Cook broccoli and drain.  Add other ingredients and mix together.  Sprinkle extra breadcrumbs on top and bake in a greased casserole dish at 350° for 30 to 45 minutes.

Cucumber Salad

4 cucumbers (try English cucumbers)
1 onion (red is best)
1 Tbsp. dill weed
1 cup sugar
½ cup white vinegar
½ cup water
1 tsp. salt (optional)
A dash of pepper

Peel and slice cucumbers and onion.  Mix in the rest of the ingredients and chill for several hours.  You may want to use less sugar than the recipe calls for (I do!).  If it is still too sweet, just add more vinegar.  

Pineapple Noodle Kugel

1 lb. noodles
6 Tbsp. margarine
1 (1-lb) jar applesauce
1 20-oz. can crushed pineapple, drained
1 doz. eggs
1 tsp. lemon rind
8 oz. orange juice
1 ½ tsp. orange rind
3 Tbsp. sugar
1 tsp. vanilla

Partly boil noodles; drain. Mix all ingredients together and bake in a greased pan at 400° for 45 minutes.
Tip:  This is actually better if baked a day before serving.

Robin's Winning Kugel Recipe

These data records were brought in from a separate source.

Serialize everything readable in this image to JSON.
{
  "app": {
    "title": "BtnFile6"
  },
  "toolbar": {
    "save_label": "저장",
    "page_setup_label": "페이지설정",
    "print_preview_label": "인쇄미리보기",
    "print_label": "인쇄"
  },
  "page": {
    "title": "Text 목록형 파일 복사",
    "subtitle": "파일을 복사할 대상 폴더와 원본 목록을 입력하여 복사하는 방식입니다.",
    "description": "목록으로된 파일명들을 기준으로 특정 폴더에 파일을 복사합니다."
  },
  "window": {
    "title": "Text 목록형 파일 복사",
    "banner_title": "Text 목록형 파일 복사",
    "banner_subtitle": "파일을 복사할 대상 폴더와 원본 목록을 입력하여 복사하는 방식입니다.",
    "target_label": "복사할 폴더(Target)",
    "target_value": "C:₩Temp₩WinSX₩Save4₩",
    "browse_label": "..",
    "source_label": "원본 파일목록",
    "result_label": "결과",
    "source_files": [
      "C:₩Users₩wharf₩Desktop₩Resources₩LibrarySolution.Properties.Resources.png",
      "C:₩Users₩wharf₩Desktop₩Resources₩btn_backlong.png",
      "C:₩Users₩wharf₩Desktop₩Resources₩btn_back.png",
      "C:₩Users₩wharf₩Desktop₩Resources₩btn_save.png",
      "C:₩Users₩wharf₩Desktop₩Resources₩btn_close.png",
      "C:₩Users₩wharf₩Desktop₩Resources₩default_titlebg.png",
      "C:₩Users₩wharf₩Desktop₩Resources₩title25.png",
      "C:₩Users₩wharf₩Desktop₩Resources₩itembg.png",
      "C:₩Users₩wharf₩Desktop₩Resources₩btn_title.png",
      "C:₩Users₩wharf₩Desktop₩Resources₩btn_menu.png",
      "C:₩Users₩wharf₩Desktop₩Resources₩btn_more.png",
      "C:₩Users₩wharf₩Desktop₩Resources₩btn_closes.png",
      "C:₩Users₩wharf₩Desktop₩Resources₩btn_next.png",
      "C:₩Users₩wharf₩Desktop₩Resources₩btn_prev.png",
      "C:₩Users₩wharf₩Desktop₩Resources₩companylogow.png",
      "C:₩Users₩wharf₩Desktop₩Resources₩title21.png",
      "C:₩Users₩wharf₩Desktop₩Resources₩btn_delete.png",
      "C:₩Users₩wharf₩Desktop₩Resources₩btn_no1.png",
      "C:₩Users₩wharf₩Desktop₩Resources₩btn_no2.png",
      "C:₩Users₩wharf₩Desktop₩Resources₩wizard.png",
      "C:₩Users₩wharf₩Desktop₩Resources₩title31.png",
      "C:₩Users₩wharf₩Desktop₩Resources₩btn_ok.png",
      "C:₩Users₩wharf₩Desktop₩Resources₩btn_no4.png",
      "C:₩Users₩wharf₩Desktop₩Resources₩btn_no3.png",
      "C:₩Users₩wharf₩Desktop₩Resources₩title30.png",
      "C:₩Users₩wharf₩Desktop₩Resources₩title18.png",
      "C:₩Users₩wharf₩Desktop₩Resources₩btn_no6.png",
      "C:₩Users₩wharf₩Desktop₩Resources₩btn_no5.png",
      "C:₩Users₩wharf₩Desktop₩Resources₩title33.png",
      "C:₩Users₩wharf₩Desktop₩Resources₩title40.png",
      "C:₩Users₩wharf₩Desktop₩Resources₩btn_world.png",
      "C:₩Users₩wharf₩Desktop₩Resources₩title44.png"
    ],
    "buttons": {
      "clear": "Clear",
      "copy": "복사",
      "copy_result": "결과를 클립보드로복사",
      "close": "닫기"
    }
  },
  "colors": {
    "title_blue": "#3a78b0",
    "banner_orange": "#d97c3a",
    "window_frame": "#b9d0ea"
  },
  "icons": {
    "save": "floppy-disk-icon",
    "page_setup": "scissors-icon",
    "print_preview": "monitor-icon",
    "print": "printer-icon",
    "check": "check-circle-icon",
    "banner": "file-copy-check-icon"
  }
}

12 oz. medium egg noodles
¼ lb. margarine melted, slightly cooled
8 oz. cottage cheese (small curd)
½ cup sugar
8oz. sour cream
¼ cup milk
¼ teaspoon vanilla
Small can of crushed pineapple (slightly drained)
½ cup golden raisins (optional)
4 large eggs, beaten
Topping - Sugar and Cinnamon to taste, flaky cereal crushed

Mix all ingredients together, noodles last.  Place in 9 by 9 pan, no deeper than 2 inches. 
Bake for 1 hour at 350°F in greased pan.  Cover loosely with aluminum foil for first ½ hour.

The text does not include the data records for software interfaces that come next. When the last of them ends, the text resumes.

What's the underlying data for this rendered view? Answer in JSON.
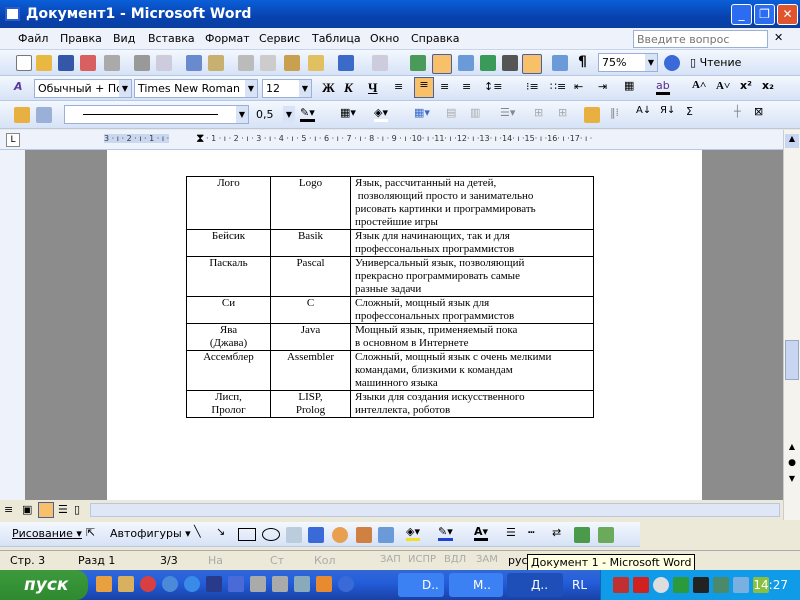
{
  "window": {
    "title": "Документ1 - Microsoft Word"
  },
  "menu": [
    "Файл",
    "Правка",
    "Вид",
    "Вставка",
    "Формат",
    "Сервис",
    "Таблица",
    "Окно",
    "Справка"
  ],
  "help_box": {
    "placeholder": "Введите вопрос"
  },
  "standard_toolbar": {
    "zoom": "75%",
    "reading_label": "Чтение"
  },
  "formatting_toolbar": {
    "style": "Обычный + По ц",
    "font": "Times New Roman",
    "size": "12",
    "bold": "Ж",
    "italic": "К",
    "underline": "Ч"
  },
  "tables_toolbar": {
    "line_weight": "0,5"
  },
  "ruler": {
    "left_ticks": "3 · ı · 2 · ı · 1 · ı ·",
    "right_ticks": "· 1 · ı · 2 · ı · 3 · ı · 4 · ı · 5 · ı · 6 · ı · 7 · ı · 8 · ı · 9 · ı ·10· ı ·11· ı ·12· ı ·13· ı ·14· ı ·15· ı ·16· ı ·17· ı ·"
  },
  "table": {
    "rows": [
      [
        "Лого",
        "Logo",
        "Язык, рассчитанный на детей,\n позволяющий просто и занимательно\nрисовать картинки и программировать\nпростейшие игры"
      ],
      [
        "Бейсик",
        "Basik",
        "Язык для начинающих, так и для\nпрофессональных программистов"
      ],
      [
        "Паскаль",
        "Pascal",
        "Универсальный язык, позволяющий\nпрекрасно программировать самые\nразные задачи"
      ],
      [
        "Си",
        "C",
        "Сложный, мощный язык для\nпрофессональных программистов"
      ],
      [
        "Ява\n(Джава)",
        "Java",
        "Мощный язык, применяемый пока\nв основном в Интернете"
      ],
      [
        "Ассемблер",
        "Assembler",
        "Сложный, мощный язык с очень мелкими\nкомандами, близкими к командам\nмашинного языка"
      ],
      [
        "Лисп,\nПролог",
        "LISP,\nProlog",
        "Языки для создания искусственного\nинтеллекта, роботов"
      ]
    ]
  },
  "drawing_toolbar": {
    "drawing": "Рисование",
    "autoshapes": "Автофигуры"
  },
  "status": {
    "page": "Стр.  3",
    "section": "Разд  1",
    "pages": "3/3",
    "at": "На",
    "line": "Ст",
    "col": "Кол",
    "rec": "ЗАП",
    "trk": "ИСПР",
    "ext": "ВДЛ",
    "ovr": "ЗАМ",
    "lang": "рус"
  },
  "tooltip": "Документ 1 - Microsoft Word",
  "taskbar": {
    "start": "пуск",
    "tasks": [
      "D..",
      "M..",
      "Д.."
    ],
    "lang": "RL",
    "clock": "14:27"
  }
}
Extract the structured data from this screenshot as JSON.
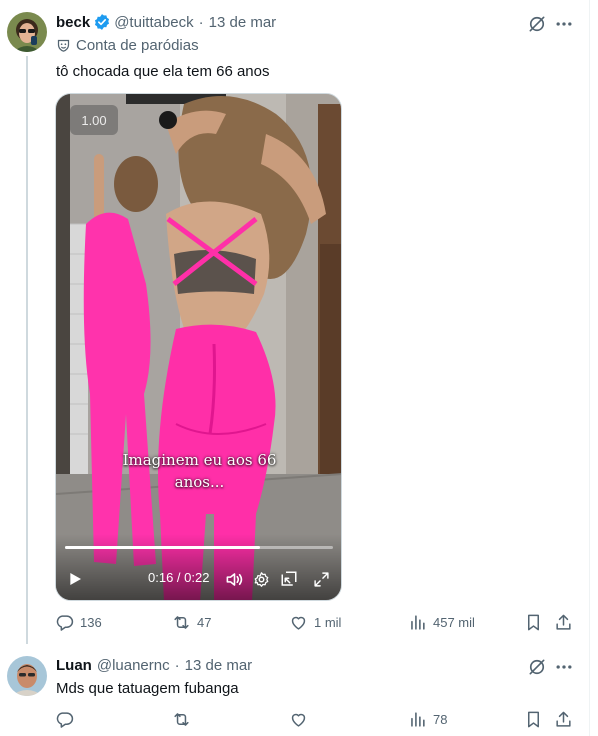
{
  "tweet": {
    "author_name": "beck",
    "handle": "@tuittabeck",
    "date": "13 de mar",
    "separator": "·",
    "parody_label": "Conta de paródias",
    "text": "tô chocada que ela tem 66 anos",
    "video": {
      "speed": "1.00",
      "caption_line1": "Imaginem eu aos 66",
      "caption_line2": "anos...",
      "time": "0:16 / 0:22",
      "progress": 0.727
    },
    "replies": "136",
    "retweets": "47",
    "likes": "1 mil",
    "views": "457 mil"
  },
  "reply": {
    "author_name": "Luan",
    "handle": "@luanernc",
    "date": "13 de mar",
    "separator": "·",
    "text": "Mds que tatuagem fubanga",
    "views": "78"
  },
  "colors": {
    "text": "#0f1419",
    "muted": "#536471",
    "verified": "#1d9bf0",
    "outfit_pink": "#ff2fa8"
  }
}
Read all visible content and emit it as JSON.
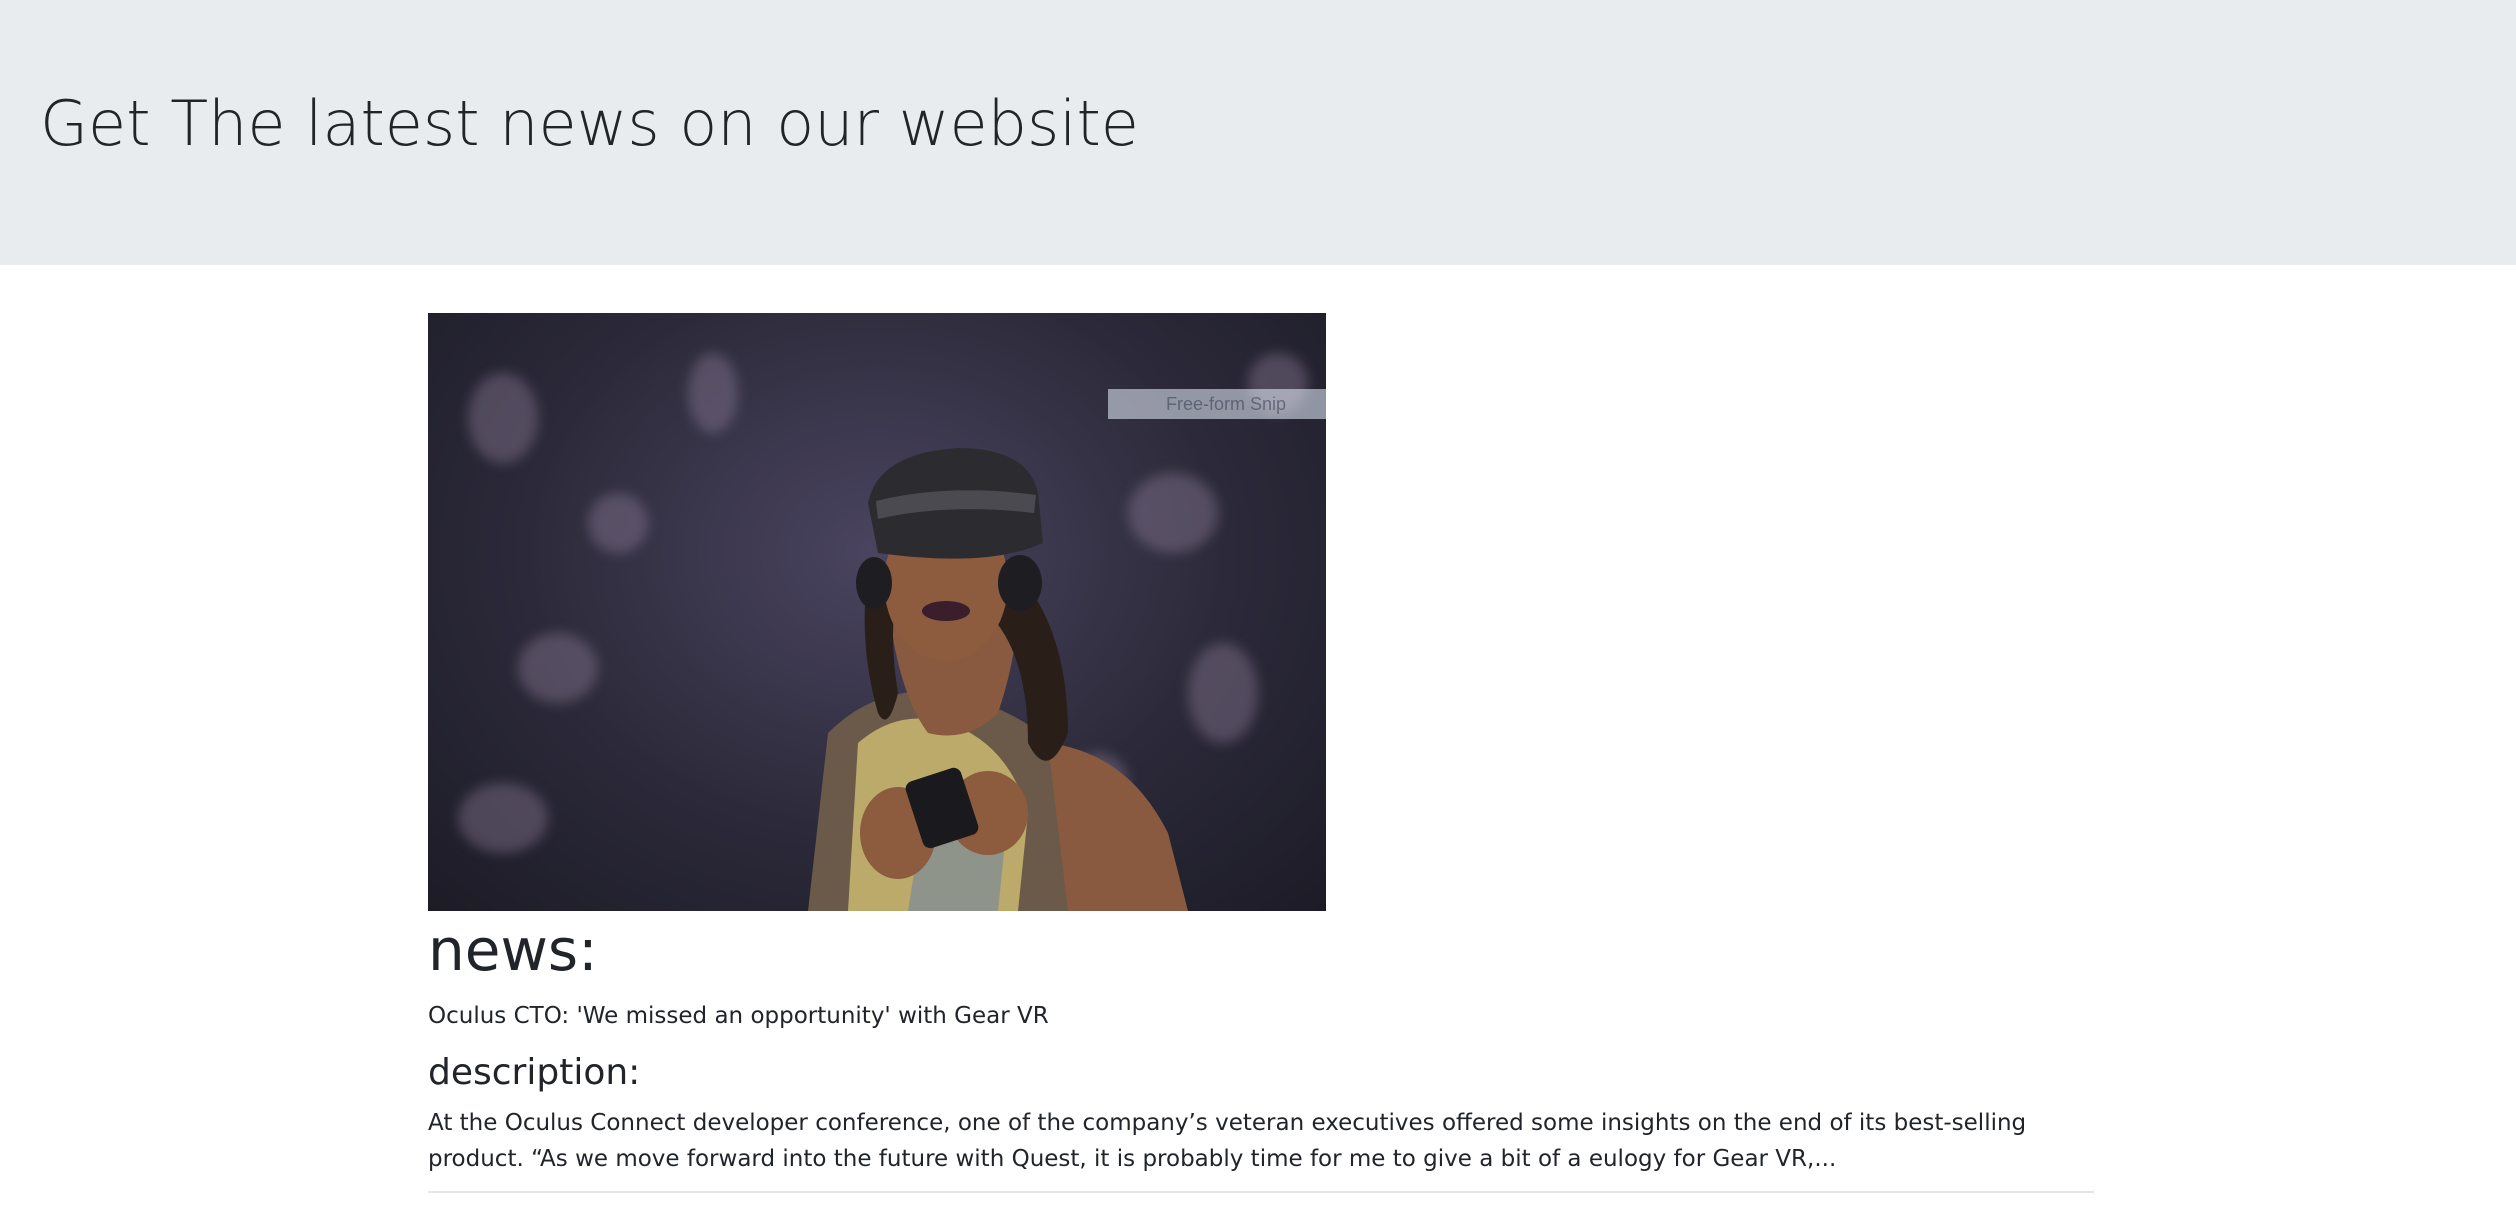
{
  "header": {
    "title": "Get The latest news on our website"
  },
  "article": {
    "image_alt": "Woman wearing a Gear VR headset",
    "snip_overlay_label": "Free-form Snip",
    "news_heading": "news:",
    "news_title": "Oculus CTO: 'We missed an opportunity' with Gear VR",
    "description_heading": "description:",
    "description_text": "At the Oculus Connect developer conference, one of the company’s veteran executives offered some insights on the end of its best-selling product. “As we move forward into the future with Quest, it is probably time for me to give a bit of a eulogy for Gear VR,..."
  },
  "colors": {
    "header_background": "#e9ecef",
    "text": "#212529",
    "divider": "#e6e6e6"
  }
}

​​Curried Fruit Casserole

For Tu B'shevat, we celebrate with a fruit recipe

1 (15-16 oz) can apricot halves
1 (15-16 oz) can pear halves
1 (15-16 oz) can peach halves
1 (15-16 oz) can pineapple chunks or spears
1/3 cup melted butter or margarine (you can use sweet or lightly salted)
¼ cup dark brown sugar
3 Tablespoons curry powder

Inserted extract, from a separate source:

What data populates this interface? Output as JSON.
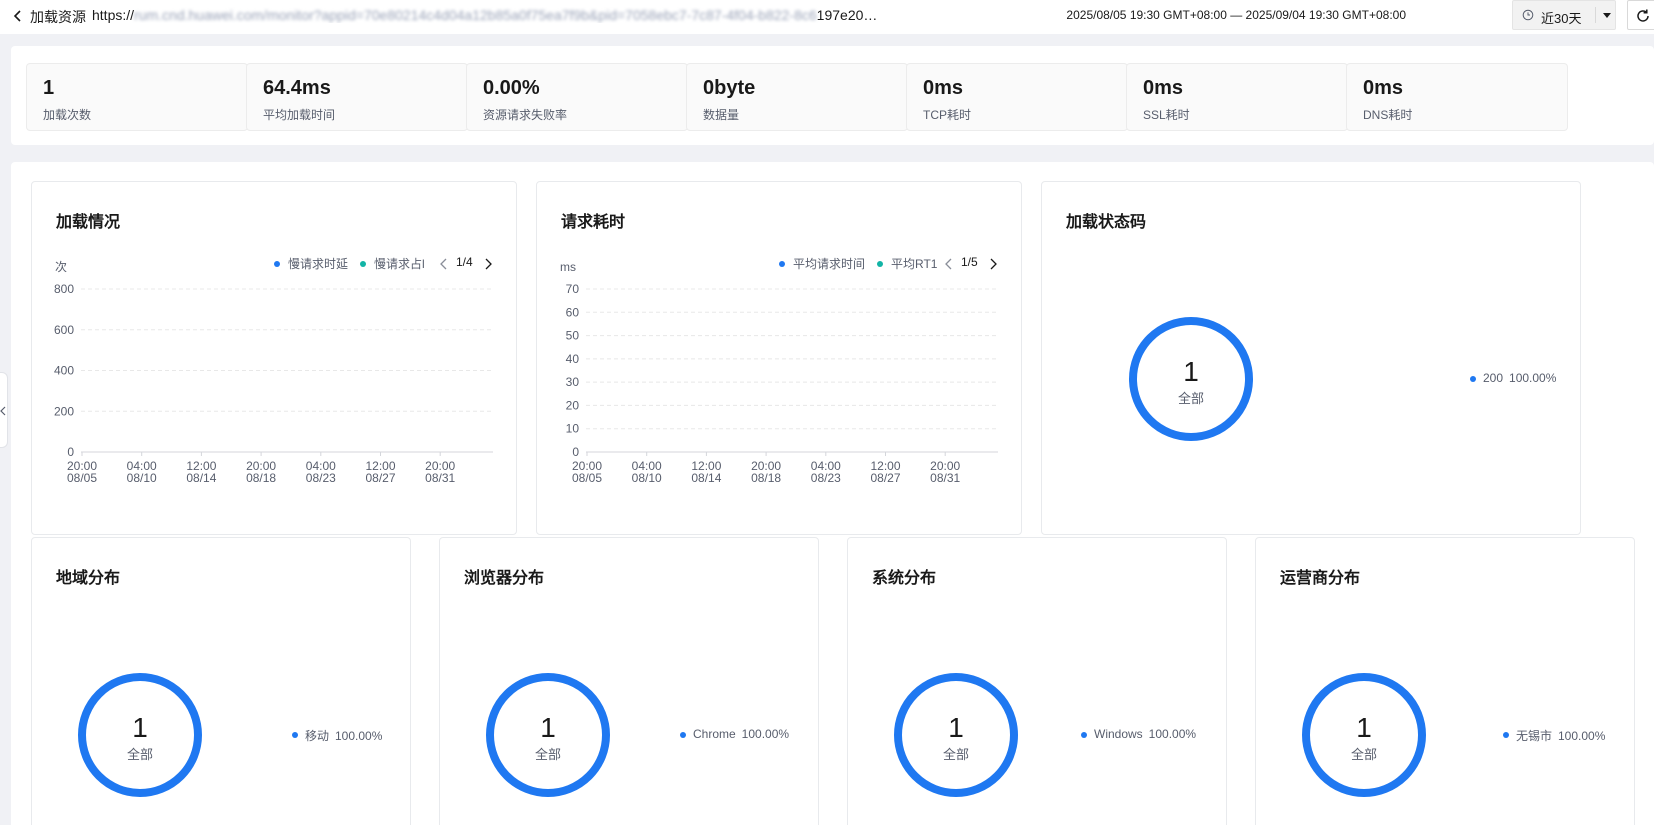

Preheat the oven to 325 degrees

Drain the fruit and pat dry. Place the fruit in a 9x13 inch baking pan. Mix the melted butter, brown sugar and curry powder. Pour evenly over the fruit. Bake uncovered on center rack of oven for 1 hour.

Serve hot and enjoy!

A Chanukah Recipe from Rebbitzen Berniece Kumin

Potato Pancakes (called Latkes in Yiddish and Levivot in Hebrew) are the favorite food for the holiday.

5 potatoes

2 onions

3 eggs

1 tsp. salt

1/4 tsp. pepper

matzoh meal or between 1/4 to 3/4 cup all-purpose flour

oil for frying (canola is recommended)

Peel potatoes. Place in a bowl of cold water so they won’t turn brown.
When ready to prepare the latkes, drain the potatoes. The latkes come out best if grated by hand  (but you can also use a food processor fitted with a knife blade. Pulse until smooth). Grate the onion by hand or with the food processor .Either way, drain mixture well.
Pour potato mixture into a large bowl. Add beaten eggs. Add salt and pepper. Add enough matzoh meal or flour so that the mixture holds together.
Pour 1 inch of oil into a large, deep frying pan. Fry to the level of crispness that you like.

Serve with sour cream or apple sauce.

Apple Sauce

Apples, peeled, chopped and cored
1 Tbsp lemon juice for every 4 pounds of apples
Sugar to taste (optional)
Cinnamon to taste (optional) 

Place the apples in a pot, and cover half way with water.
Bring to a boil; then, reduce heat and simmer for about 30 minutes until they are soft, stirring frequently.
Use a potato masher to mash the apples to your desired consistency.
Add the lemon juice and any sugar or cinnamon that you wish to include.